The customer who is shipping the freight. This is where the driver will pick up a load and then deliver it to the receiver or consignee.

Peter M.'s Comment
member avatar

Great info. Thank you.

OtrEscapeArtist's Comment
member avatar

Was able to chat with a real old timer here at company terminal for repairs...In between a run of bad jokes was able to dig a few "golden nuggets" of winter driving advice.... Laughing at the jokes was well worth the wait...

Terminal:

A facility where trucking companies operate out of, or their "home base" if you will. A lot of major companies have multiple terminals around the country which usually consist of the main office building, a drop lot for trailers, and sometimes a repair shop and wash facilities.

OtrEscapeArtist's Comment
member avatar

A few thousand miles to go until solo. Of course learning everyday. The uncontrollable variable is of course the caliber and style of trainer. As I've mentioned within past posts, I have a good one. That being said, our personalities vary widely. Frankly we don't always get along in that sense. No doubt its difficult to be incapslulated with any person in the context of driver training. There are continued stressors affecting both parties.

Communication is the deal and knowing and realizing its a team venture. I'm here to learn, to become a professional.....

Having fun is just the icing at the cake.

Be safe!

OWI:

Operating While Intoxicated

OtrEscapeArtist's Comment
member avatar

Last night in trainers truck (top bunkin' it)... Its been a virtual whirlwind. 40+ states 30,000+ miles with NYC and Long Island tossed in for fun.

The pace at times has been heavy duty but worth the time and effort.

The basic skill set has been provided and its time to take the next step.

Tomorrow I venture into solo operations.

A tad exhausted but not too worse for wear...lol....

Barry L.'s Comment
member avatar

Congratulations on making it this far into your journey, and best of luck on the next step. I begin with Jim Palmer next week, and can't wait.

Page 3 of 4 Previous Page Next Page Go To Page:

New Reply:

New! Check out our help videos for a better understanding of our forum features

Bold
Italic
Underline
Quote
Photo
Link
Smiley
Links On TruckingTruth


example: TruckingTruth Homepage



example: http://www.truckingtruth.com
Submit
Cancel

Need help?

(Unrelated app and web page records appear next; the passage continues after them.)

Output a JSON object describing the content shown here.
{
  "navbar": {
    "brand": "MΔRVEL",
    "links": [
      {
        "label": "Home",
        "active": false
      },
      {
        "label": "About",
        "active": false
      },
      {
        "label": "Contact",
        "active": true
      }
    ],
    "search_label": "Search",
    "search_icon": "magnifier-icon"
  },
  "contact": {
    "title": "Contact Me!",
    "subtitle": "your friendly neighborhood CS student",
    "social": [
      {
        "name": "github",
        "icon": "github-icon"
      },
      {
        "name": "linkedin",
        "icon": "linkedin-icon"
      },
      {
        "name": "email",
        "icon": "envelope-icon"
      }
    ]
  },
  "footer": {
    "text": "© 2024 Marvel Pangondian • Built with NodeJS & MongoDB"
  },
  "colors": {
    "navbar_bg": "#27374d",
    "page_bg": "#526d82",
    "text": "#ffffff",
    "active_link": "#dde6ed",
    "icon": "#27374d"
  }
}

We have instructions for sharing photos from photo sharing sites



example: http://www.truckingtruth.com/images/header.jpg
Submit
Cancel

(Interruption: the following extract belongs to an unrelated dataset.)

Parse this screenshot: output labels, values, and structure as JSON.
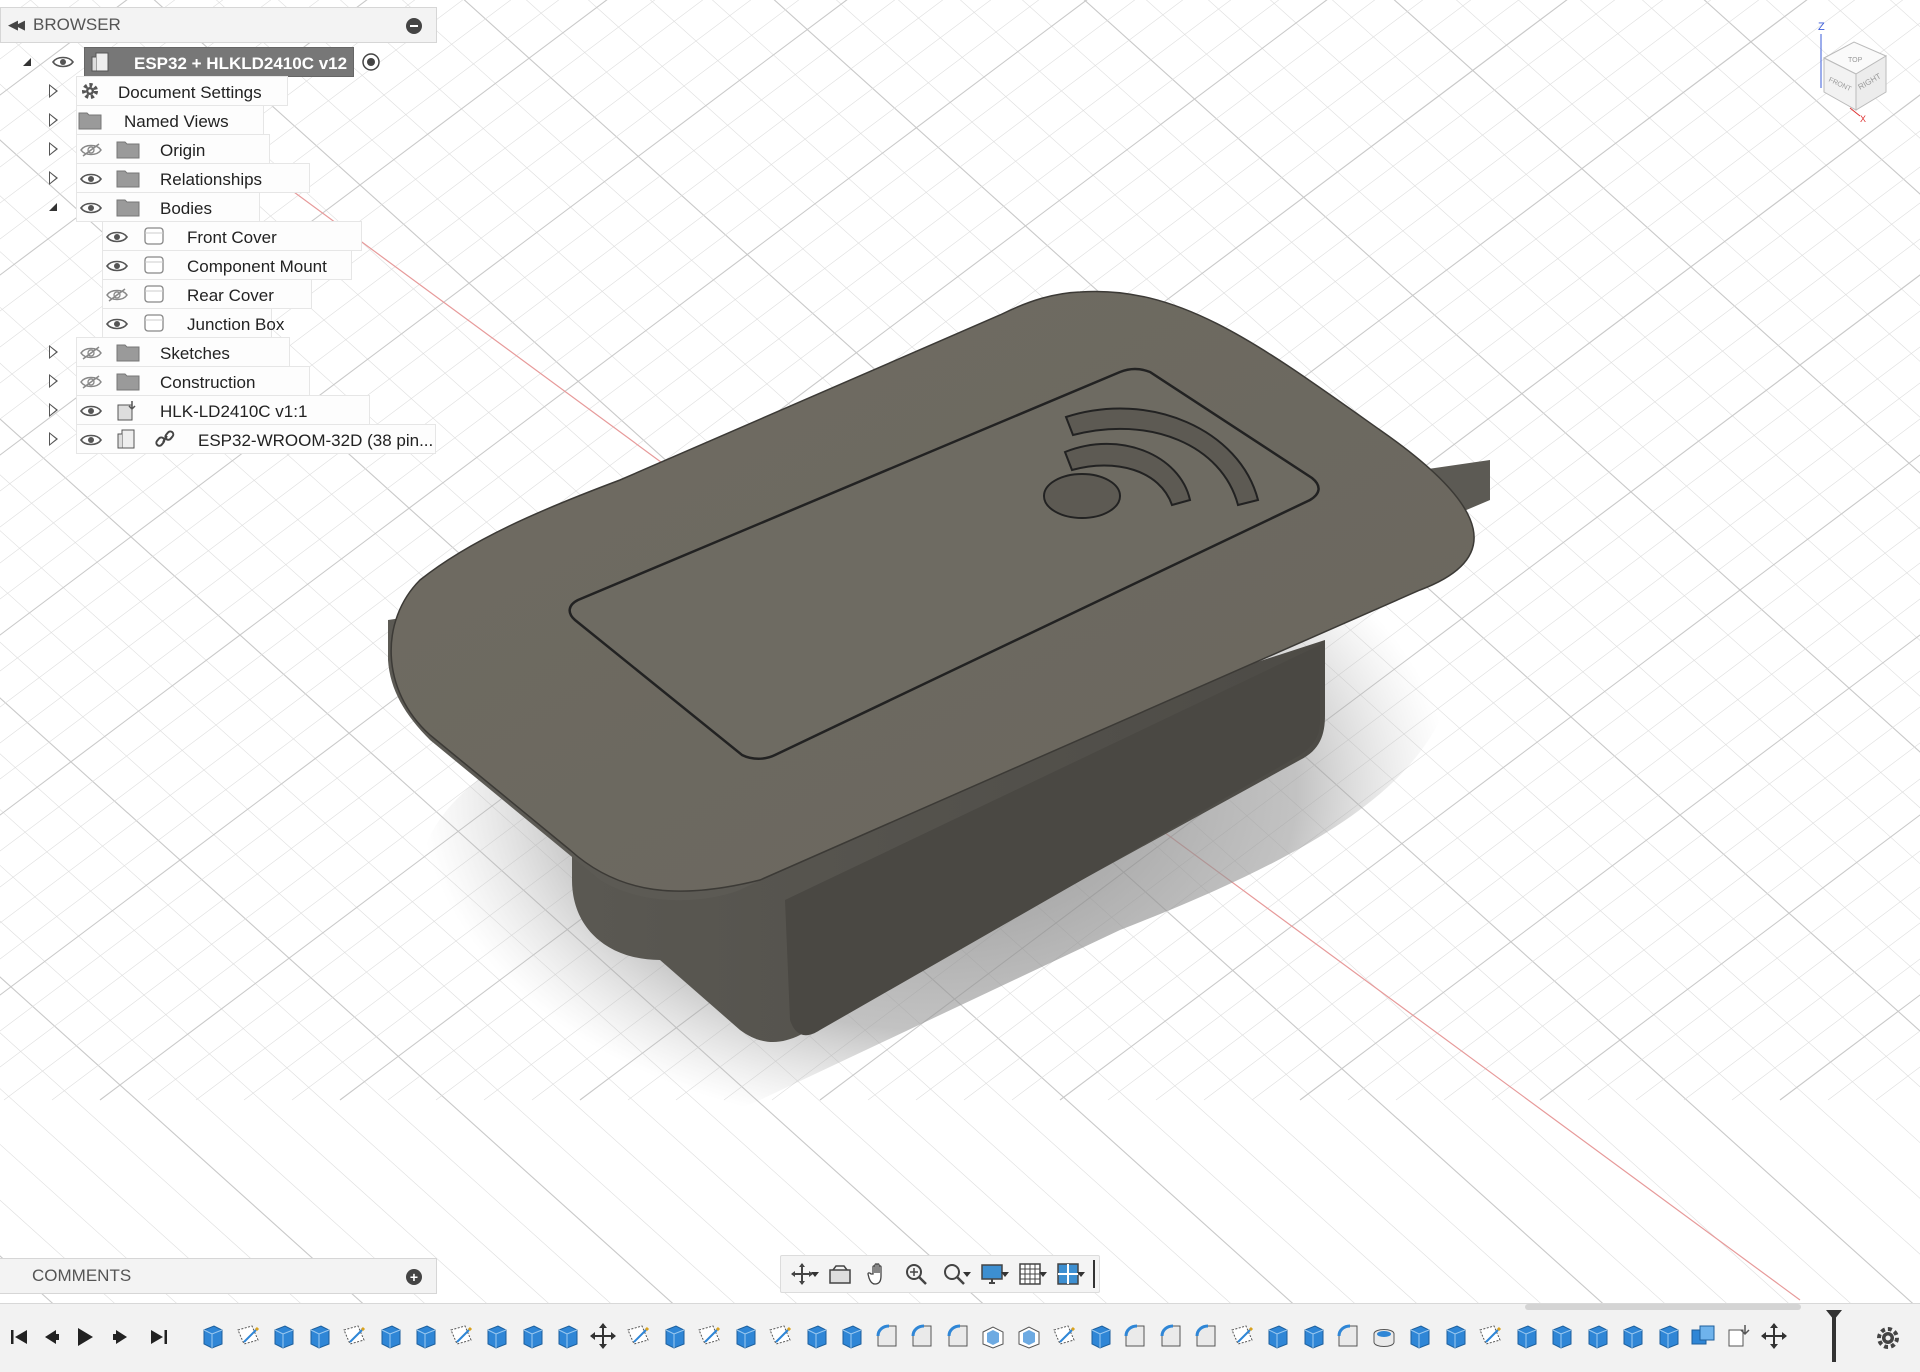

Click on any of the buttons below to insert a link to that section of TruckingTruth:

Getting Started In Trucking High Road Training Program Company-Sponsored Training Programs Apply For Company-Sponsored Training Truck Driver's Career Guide Choosing A School Choosing A Company Truck Driving Schools Truck Driving Jobs Apply For Truck Driving Jobs DOT Physical Drug Testing Items To Pack Pre-Hire Letters CDL Practice Tests Trucking Company Reviews Brett's Book Leasing A Truck Pre-Trip Inspection Learn The Logbook Rules Sleep Apnea
Done
Done

0 characters so far - 5,500 maximum allowed.
Submit Preview

Preview:

Submit
Cancel

Join Us!

We have an awesome set of tools that will help you understand the trucking industry and prepare for a great start to your trucking career. Not only that, but everything we offer here at TruckingTruth is 100% free - no strings attached! Sign up now and get instant access to our member's section:
High Road Training Program Logo
  • The High Road Training Program
  • The High Road Article Series
  • The Friendliest Trucker's Forum Ever!
  • Email Updates When New Articles Are Posted

About Us

TruckingTruth was founded by Brett Aquila (that's me!), a 15 year truck driving veteran, in January 2007. After 15 years on the road I wanted to help people understand the trucking industry and everything that came with the career and lifestyle of an over the road trucker. We'll help you make the right choices and prepare for a great start to your trucking career.

Read More

Becoming A Truck Driver

Becoming A Truck Driver is a dream we've all pondered at some point in our lives. We've all wondered if the adventure and challenges of life on the open road would suit us better than the ordinary day to day lives we've always known. At TruckingTruth we'll help you decide if trucking is right for you and help you get your career off to a great start.

Learn More